Task instructions:
Look through the lines below and copy each one that includes "brush".

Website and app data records
--- START ---
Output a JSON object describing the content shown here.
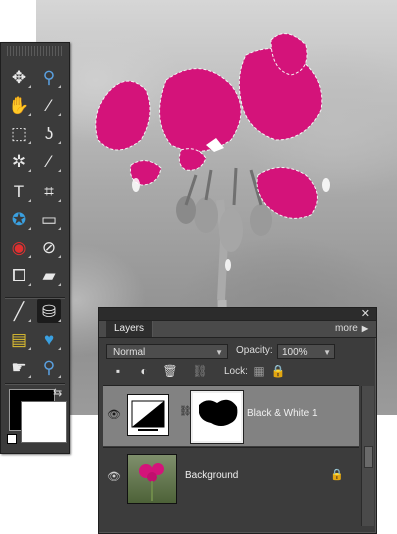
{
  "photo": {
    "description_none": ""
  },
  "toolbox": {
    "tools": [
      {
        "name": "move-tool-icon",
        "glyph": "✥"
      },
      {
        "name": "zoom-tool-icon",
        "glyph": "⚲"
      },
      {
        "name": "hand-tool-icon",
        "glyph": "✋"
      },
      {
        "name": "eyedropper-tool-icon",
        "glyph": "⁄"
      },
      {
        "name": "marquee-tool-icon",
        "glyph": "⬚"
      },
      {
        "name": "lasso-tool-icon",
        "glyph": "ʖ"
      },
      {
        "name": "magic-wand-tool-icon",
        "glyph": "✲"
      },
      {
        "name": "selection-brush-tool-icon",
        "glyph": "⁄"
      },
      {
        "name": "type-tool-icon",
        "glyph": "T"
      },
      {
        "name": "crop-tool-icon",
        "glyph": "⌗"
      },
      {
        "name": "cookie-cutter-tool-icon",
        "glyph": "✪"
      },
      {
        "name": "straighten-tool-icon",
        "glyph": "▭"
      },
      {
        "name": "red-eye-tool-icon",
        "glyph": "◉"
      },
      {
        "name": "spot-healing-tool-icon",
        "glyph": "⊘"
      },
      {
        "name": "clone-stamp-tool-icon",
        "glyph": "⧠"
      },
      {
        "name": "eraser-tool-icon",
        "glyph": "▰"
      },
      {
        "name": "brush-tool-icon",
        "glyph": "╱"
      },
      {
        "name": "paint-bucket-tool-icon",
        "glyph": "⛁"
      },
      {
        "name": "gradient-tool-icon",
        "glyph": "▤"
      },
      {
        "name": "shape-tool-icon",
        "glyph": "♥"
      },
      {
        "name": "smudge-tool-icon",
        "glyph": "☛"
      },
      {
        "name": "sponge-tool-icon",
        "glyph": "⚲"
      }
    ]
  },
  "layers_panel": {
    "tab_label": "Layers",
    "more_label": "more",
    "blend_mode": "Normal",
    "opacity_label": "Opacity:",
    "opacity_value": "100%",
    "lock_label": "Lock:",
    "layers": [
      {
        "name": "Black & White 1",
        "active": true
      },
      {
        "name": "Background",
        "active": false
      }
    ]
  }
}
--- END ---
Answer to this task:
        "name": "selection-brush-tool-icon",
        "name": "brush-tool-icon",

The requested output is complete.